emergency status for two weeks. Blending bleach
and existing chlorine supplies worked well to
maintain the needed chlorine residual. TCWSP's
supplier for bulk chlorine was able to supply bleach
to TCWSP during the incident, which helped TCWSP
to maintain the blended disinfection process until
the alternate chlorine supplier was able to deliver
bulk chlorine. Chlorine was delivered three weeks
after the original scheduled delivery and TCWSP
was able to resume normal operations. The bleach
delivery system was disassembled, excess bleach
was returned to TRA's supplier, and the unused
one-ton chlorine cylinders were returned to the
respective utilities that provided them under I RA's
request to TXWARN.

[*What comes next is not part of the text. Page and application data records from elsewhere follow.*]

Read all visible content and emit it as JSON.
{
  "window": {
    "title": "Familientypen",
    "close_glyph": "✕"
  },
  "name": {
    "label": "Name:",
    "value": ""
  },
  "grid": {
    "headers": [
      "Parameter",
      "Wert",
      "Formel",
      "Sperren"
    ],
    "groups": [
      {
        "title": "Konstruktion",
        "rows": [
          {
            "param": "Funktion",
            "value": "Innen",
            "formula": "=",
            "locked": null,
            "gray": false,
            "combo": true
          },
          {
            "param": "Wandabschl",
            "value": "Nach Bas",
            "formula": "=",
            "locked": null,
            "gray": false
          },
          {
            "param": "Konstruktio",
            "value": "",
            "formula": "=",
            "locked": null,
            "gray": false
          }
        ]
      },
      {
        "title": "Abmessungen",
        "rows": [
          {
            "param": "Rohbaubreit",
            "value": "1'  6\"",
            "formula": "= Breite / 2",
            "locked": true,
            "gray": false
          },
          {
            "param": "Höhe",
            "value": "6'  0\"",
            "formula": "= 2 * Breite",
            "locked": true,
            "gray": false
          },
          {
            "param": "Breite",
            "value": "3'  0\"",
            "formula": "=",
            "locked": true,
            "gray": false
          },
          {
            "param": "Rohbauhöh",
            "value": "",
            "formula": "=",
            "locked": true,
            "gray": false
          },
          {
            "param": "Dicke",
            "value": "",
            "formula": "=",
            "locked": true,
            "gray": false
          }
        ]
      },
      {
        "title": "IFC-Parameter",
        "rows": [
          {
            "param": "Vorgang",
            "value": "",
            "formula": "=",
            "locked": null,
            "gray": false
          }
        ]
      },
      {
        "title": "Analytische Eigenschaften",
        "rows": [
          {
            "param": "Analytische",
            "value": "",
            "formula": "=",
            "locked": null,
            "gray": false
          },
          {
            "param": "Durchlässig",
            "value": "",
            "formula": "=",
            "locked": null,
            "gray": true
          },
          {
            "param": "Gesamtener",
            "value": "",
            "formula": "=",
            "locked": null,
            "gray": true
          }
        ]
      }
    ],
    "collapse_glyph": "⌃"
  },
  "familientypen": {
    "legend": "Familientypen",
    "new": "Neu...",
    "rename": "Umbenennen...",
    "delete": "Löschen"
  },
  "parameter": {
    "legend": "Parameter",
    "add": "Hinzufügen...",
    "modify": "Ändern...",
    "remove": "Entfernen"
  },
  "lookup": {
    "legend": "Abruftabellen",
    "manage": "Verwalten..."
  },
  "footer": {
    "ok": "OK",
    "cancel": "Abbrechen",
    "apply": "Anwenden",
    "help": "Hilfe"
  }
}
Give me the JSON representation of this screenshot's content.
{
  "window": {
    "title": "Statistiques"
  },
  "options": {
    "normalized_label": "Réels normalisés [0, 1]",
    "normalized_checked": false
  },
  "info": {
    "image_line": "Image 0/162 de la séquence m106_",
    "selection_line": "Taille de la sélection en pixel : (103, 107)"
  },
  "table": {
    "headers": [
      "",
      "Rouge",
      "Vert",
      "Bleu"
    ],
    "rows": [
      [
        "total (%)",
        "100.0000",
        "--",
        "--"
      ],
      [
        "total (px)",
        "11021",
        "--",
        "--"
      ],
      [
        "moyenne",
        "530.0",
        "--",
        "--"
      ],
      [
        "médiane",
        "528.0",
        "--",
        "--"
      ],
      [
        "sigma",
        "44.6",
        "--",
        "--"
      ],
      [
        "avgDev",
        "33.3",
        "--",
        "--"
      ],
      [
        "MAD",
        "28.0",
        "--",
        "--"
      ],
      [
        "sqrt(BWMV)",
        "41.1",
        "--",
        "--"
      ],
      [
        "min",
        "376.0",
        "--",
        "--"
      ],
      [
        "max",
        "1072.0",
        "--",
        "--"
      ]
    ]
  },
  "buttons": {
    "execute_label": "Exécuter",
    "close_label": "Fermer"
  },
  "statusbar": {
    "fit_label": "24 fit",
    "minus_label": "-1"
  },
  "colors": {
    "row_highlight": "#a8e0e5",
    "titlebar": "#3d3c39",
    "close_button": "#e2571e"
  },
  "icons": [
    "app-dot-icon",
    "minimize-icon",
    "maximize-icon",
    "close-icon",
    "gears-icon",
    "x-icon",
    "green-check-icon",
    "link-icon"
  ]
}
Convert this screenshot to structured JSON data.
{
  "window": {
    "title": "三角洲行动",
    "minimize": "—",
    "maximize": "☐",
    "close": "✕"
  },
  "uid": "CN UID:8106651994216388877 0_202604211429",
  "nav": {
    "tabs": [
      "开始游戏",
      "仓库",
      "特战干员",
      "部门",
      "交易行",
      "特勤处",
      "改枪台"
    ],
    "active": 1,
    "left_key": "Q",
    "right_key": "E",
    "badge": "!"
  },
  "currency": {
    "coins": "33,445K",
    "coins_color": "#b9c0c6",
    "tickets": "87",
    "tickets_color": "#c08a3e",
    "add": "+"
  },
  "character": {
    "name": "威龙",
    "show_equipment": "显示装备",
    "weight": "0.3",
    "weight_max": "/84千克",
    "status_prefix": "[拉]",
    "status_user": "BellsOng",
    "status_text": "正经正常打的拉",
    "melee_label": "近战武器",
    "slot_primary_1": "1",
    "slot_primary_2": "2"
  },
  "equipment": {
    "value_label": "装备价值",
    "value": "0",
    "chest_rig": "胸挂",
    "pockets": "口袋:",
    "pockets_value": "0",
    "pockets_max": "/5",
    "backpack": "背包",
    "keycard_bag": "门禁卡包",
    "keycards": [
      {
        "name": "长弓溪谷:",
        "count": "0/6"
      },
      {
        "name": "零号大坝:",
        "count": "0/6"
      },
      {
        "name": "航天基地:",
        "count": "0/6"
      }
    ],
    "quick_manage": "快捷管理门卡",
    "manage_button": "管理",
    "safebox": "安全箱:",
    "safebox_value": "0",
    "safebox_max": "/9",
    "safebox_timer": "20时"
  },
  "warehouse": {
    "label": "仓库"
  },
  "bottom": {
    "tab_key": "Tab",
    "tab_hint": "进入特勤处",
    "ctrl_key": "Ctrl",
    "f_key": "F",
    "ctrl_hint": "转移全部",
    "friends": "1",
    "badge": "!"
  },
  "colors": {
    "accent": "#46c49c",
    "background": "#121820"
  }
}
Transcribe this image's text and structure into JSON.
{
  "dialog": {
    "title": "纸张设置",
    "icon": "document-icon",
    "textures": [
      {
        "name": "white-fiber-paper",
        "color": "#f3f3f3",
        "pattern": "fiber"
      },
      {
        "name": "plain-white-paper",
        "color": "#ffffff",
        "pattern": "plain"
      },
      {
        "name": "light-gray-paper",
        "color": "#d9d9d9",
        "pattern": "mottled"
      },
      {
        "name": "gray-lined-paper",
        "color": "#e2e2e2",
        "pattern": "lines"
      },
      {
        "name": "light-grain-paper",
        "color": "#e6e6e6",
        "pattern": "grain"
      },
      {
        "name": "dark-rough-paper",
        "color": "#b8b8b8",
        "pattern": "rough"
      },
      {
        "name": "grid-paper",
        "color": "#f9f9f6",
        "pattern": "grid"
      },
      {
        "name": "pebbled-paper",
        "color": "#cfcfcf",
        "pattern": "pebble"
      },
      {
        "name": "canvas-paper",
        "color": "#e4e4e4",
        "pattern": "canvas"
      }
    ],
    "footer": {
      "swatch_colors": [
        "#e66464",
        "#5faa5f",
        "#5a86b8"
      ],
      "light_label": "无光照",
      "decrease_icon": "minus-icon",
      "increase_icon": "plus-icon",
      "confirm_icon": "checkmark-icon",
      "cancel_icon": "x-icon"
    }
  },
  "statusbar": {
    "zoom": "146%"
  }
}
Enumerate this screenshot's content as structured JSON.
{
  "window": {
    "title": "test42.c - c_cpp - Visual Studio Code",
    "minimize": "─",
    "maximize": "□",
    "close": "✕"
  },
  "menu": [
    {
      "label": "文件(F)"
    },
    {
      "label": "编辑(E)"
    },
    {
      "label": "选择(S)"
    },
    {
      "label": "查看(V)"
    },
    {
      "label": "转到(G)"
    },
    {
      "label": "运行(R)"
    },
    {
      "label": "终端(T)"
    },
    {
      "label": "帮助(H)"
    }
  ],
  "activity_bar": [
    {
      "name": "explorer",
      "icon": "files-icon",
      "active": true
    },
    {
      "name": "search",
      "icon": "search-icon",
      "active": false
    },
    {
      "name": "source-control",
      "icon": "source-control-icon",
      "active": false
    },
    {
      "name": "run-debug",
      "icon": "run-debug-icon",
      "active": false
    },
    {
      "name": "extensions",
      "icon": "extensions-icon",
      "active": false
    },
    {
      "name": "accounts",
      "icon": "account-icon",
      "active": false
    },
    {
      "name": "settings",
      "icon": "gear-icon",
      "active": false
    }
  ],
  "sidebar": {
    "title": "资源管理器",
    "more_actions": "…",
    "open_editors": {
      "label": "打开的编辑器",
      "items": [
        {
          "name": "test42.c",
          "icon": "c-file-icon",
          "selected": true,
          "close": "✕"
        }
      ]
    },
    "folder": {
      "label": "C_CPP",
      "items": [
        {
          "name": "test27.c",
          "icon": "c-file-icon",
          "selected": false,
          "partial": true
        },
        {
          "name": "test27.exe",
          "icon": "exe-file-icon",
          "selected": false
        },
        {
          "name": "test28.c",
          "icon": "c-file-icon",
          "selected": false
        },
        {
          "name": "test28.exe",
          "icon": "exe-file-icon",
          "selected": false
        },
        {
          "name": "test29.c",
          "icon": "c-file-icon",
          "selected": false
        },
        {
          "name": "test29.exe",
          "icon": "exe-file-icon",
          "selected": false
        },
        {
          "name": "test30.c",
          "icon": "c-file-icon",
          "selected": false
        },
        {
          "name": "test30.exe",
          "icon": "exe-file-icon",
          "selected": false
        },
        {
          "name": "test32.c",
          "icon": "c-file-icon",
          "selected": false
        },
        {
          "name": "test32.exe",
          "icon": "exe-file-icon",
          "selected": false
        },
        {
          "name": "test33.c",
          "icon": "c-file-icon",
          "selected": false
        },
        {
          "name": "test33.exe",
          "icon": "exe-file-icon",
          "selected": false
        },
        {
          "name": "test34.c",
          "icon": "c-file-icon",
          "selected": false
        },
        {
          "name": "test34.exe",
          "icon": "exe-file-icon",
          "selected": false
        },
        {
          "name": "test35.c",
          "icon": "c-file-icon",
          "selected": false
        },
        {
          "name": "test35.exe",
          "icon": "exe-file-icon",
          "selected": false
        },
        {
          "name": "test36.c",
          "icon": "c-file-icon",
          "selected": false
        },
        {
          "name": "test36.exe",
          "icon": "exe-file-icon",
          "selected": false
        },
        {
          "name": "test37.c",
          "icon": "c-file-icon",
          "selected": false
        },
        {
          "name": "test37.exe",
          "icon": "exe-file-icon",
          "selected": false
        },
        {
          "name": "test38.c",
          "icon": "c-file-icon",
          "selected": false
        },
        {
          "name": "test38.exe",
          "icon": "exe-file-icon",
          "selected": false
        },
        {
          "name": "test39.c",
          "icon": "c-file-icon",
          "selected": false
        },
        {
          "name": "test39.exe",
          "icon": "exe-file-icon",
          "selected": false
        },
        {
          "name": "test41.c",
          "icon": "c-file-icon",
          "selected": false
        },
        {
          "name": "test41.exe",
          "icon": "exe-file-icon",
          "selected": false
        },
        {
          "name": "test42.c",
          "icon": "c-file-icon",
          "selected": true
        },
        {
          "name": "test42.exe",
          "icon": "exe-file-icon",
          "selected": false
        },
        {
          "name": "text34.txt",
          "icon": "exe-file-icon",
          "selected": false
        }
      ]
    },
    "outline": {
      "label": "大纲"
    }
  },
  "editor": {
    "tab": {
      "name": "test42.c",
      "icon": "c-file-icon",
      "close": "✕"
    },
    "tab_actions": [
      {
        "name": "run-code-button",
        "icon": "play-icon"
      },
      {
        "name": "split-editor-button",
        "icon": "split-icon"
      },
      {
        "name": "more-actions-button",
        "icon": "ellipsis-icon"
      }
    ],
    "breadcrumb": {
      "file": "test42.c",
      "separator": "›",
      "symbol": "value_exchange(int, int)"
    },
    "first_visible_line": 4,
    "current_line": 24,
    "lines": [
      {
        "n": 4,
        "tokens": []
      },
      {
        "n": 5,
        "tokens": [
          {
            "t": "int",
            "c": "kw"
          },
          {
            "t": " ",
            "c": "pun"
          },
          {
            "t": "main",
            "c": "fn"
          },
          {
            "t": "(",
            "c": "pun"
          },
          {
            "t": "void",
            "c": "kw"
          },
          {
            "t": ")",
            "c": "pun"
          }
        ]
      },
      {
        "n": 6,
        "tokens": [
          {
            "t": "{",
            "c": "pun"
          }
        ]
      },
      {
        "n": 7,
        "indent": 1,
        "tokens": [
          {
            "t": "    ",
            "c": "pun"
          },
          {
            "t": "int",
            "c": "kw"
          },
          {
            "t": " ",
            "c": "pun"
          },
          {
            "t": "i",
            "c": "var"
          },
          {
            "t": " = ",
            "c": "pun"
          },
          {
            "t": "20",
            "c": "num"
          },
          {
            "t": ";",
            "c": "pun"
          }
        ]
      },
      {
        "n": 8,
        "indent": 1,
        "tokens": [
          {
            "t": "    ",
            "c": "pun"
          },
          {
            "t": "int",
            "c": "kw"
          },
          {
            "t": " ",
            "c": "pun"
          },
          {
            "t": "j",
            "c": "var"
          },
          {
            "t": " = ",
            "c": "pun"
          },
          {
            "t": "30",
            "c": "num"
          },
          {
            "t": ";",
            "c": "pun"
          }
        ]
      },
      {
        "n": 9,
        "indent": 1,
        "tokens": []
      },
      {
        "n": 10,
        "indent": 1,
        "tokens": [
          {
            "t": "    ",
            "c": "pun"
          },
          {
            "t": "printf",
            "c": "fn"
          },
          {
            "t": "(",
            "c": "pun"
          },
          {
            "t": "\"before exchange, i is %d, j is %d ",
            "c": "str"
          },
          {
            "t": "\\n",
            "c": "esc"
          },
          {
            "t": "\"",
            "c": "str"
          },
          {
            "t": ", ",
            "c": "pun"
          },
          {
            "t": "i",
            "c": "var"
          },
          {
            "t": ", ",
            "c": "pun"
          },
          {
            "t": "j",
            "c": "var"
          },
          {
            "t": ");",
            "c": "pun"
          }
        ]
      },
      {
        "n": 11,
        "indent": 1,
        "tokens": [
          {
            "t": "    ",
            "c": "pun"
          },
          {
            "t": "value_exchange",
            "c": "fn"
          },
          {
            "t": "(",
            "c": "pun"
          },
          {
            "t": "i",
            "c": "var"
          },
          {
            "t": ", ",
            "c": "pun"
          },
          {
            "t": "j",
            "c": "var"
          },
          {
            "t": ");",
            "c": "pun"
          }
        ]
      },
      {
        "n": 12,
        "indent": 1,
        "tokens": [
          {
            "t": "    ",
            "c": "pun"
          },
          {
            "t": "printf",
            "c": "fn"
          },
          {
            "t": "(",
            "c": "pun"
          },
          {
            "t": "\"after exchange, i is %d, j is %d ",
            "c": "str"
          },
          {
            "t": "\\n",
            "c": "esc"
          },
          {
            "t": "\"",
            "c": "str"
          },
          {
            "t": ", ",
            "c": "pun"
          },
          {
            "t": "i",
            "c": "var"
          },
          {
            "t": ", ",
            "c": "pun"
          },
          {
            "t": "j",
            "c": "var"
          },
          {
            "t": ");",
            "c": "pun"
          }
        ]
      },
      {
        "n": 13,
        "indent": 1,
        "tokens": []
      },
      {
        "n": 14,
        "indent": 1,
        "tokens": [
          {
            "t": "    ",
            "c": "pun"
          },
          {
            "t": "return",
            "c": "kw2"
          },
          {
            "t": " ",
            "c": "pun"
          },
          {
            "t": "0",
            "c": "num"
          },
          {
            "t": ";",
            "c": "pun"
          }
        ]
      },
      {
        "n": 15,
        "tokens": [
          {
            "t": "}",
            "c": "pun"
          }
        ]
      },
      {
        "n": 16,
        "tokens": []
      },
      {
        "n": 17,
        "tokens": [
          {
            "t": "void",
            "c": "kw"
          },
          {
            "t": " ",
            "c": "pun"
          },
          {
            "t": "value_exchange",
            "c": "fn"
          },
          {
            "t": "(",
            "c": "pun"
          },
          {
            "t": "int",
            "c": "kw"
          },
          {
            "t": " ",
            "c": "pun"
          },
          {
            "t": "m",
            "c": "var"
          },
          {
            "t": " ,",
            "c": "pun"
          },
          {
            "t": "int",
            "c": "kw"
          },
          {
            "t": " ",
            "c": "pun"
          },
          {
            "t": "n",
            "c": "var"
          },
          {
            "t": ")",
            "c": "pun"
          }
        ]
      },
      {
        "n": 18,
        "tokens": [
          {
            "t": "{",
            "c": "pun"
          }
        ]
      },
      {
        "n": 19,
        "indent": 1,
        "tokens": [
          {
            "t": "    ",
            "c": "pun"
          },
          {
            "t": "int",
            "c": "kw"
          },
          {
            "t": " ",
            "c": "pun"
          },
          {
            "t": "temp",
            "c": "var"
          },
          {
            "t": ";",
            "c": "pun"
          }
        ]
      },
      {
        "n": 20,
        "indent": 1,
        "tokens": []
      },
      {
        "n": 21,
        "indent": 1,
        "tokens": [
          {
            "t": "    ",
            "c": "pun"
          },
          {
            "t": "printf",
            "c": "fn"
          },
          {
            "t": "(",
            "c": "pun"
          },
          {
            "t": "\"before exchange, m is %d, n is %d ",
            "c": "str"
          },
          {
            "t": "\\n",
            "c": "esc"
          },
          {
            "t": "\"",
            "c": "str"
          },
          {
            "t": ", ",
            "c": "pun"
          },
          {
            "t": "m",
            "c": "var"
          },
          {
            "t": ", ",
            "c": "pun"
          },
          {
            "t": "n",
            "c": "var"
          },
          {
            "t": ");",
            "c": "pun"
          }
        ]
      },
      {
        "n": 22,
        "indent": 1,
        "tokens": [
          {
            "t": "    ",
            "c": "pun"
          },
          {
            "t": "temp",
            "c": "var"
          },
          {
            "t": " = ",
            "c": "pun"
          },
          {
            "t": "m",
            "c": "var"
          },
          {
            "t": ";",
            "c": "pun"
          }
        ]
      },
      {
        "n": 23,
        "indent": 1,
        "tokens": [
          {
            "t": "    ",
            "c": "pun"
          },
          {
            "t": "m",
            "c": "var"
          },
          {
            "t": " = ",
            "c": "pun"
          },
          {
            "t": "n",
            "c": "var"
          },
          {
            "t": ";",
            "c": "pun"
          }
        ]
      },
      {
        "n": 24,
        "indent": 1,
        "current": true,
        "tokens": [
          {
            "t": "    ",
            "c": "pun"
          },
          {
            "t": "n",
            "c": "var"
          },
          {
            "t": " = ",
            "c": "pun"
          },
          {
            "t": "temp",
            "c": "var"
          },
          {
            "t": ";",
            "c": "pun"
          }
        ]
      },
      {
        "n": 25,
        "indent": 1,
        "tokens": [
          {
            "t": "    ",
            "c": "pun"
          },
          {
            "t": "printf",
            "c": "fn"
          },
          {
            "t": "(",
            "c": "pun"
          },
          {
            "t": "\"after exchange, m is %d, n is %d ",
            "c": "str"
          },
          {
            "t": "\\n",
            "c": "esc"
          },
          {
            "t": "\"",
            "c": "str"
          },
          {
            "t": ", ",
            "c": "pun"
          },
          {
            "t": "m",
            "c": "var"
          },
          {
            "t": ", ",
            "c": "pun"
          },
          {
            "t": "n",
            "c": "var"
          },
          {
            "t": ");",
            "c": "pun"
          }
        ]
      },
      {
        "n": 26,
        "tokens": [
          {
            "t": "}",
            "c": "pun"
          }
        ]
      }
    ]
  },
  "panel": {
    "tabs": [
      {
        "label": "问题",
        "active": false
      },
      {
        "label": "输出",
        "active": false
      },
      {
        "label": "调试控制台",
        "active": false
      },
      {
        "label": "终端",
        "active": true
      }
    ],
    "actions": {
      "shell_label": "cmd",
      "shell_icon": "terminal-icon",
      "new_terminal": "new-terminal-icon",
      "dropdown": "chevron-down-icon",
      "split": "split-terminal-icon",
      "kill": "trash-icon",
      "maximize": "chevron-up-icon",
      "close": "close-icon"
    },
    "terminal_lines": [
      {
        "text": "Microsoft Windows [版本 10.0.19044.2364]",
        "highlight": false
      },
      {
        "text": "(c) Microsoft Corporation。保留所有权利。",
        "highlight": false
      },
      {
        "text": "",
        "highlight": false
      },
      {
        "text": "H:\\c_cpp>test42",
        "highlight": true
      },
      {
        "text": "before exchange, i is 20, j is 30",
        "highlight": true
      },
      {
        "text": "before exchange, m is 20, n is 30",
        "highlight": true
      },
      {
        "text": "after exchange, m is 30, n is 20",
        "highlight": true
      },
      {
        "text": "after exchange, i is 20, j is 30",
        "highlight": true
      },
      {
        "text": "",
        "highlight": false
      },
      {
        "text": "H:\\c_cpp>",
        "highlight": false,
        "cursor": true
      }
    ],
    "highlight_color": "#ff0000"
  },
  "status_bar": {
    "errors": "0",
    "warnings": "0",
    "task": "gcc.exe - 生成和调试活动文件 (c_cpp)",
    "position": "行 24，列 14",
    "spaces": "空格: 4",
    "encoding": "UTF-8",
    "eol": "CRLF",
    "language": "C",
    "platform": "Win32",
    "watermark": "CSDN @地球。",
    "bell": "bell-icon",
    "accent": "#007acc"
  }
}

Lessons Learned

A combination of actions helped the utility weather the storm. The incident led to the following lessons
learned for enhancing these practices:

•	Improve supplier communication. Since the
incident, TCWSP has increased communications
with their bulk chlorine supplier.

•	Establish an emergency back-up supplier

TCWSP identified and utilized a back-up supplier
to secure additional bulk chlorine during the
incident. TCWSP is considering establishing a
contract with this supplier as an emergency
vendor should another shortage occur.

• Maintain emergency supplies for employees

TCWSP had procured extra supplies for its
employees as part of its COVID-19 planning
and response. These included pre-packaged
meals, cots, and bottled drinking water for field
use. These supplies proved useful during Winter
Storm Uri as staff spent long hours at the utility.

Additional Resources

You can find more information on using supply chain
management best practices and preparing for supply chain
challenges at https://www.epa.ciov/waterutilitvresDonse/

While TCWSP cannot predict when another Uri or similar disaster may occur, they can and are taking steps
to better plan for and respond to a similar incident in the future by working with their supplier, mutual aid,
and exploring sustainable changes to enhance resilience at their facilities.

Office of Water (4608T)

EPA 830-F22-001

July 2022